Working with Environmental Charity Global Action Plan a number of events will be taking place across the city, designed to raise awareness of the effects of air pollution on a person’s health, and how simple actions can reduce exposure to air pollution, and improve the quality of air around us.
Local people are encouraged to join staff at Intu Derby from 10.00am, and make personal pledges to take action to reduce air pollution on the day, including leaving the car at home, switching car engines off when stationary, and walking their children to school, as well as taking part in a virtual reality experience to see air pollution in a new way. There will also be representatives from the city’s Car Club Co-Wheels, as well as bus operators Trent barton and Arriva Midlands.

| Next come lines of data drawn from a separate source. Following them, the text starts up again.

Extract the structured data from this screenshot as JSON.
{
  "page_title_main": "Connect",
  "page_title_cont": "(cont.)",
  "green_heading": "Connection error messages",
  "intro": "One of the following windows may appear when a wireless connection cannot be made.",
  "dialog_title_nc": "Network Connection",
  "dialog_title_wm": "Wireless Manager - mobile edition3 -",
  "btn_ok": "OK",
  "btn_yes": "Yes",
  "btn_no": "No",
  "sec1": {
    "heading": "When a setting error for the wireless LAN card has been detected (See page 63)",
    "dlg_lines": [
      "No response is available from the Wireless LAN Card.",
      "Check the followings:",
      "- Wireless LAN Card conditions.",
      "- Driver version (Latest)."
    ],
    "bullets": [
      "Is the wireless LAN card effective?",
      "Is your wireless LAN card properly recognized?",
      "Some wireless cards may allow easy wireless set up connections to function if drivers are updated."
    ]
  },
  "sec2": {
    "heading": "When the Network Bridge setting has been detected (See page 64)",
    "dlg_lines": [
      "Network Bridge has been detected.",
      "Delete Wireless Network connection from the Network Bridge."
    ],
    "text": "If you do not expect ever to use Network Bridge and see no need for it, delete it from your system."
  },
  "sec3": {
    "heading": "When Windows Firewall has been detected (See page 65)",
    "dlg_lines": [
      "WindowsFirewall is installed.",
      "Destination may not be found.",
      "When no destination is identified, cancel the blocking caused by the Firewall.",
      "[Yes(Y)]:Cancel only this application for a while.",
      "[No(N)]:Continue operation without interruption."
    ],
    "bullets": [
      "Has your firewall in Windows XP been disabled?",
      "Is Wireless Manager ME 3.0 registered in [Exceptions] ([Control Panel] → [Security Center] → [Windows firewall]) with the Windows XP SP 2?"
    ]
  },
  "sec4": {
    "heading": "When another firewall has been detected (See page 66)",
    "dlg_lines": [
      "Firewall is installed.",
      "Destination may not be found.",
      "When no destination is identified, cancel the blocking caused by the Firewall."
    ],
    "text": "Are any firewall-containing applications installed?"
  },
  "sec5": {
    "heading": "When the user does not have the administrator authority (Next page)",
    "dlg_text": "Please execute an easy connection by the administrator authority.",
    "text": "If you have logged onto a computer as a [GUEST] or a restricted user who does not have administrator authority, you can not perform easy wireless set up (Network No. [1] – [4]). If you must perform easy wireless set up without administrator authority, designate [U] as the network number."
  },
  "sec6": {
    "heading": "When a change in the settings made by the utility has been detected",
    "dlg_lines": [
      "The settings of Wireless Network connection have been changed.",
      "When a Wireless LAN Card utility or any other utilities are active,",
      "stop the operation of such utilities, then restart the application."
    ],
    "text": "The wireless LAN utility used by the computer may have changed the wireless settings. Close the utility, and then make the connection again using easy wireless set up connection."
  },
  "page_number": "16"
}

Additionally, information about the health impact of air pollution and how people can reduce their exposure to it will be available to staff and visitors at the Royal Derby Hospital from 8.00am to 2.00pm on the day.
School children at Firs Estate Primary School will also be taking part in various activities on the day starting with a walking school bus with Derbyshire County Cricket Club’s Freddie the Falcon, and The Right Worshipful, the Mayor of the City of Derby Councillor Jon Whitby. Children will be encouraged to continue to walk to school after the event, and will be issued with pedometers. The class who walks to school the most times over a two week period will receive free tickets to see Derbyshire County Cricket Club play in the NatWest T20 Blast fixture on Tuesday 25th June.
Cabinet Member for Neighbourhoods and Public Protection, Councillor Asaf Afzal said:
“In Derby, we have made it our priority to reduce pollution levels and improve air quality in the city. Air pollution is a serious public health issue, and we all have a part to play. Small changes like walking to school and changing the way we travel to work will all contribute, but it has to be a city-wide effort. We want to encourage people to think about the positive changes they can make in their daily routines, including, walking, cycling or using public transport instead of driving, and hope the day inspires everyone to take positive steps”
The Mayor of Derby, Councillor Jon Whitby added
“We owe it to ourselves and all our fellow citizens, to consider our air quality. If you can make a change in how you commute or get to school, it will have benefits beyond your own health”
Derby is one of five cities across the country mandated by the Government to introduce a Clean Air Zone by 2020. Consultation with key stakeholders will take place over the coming months.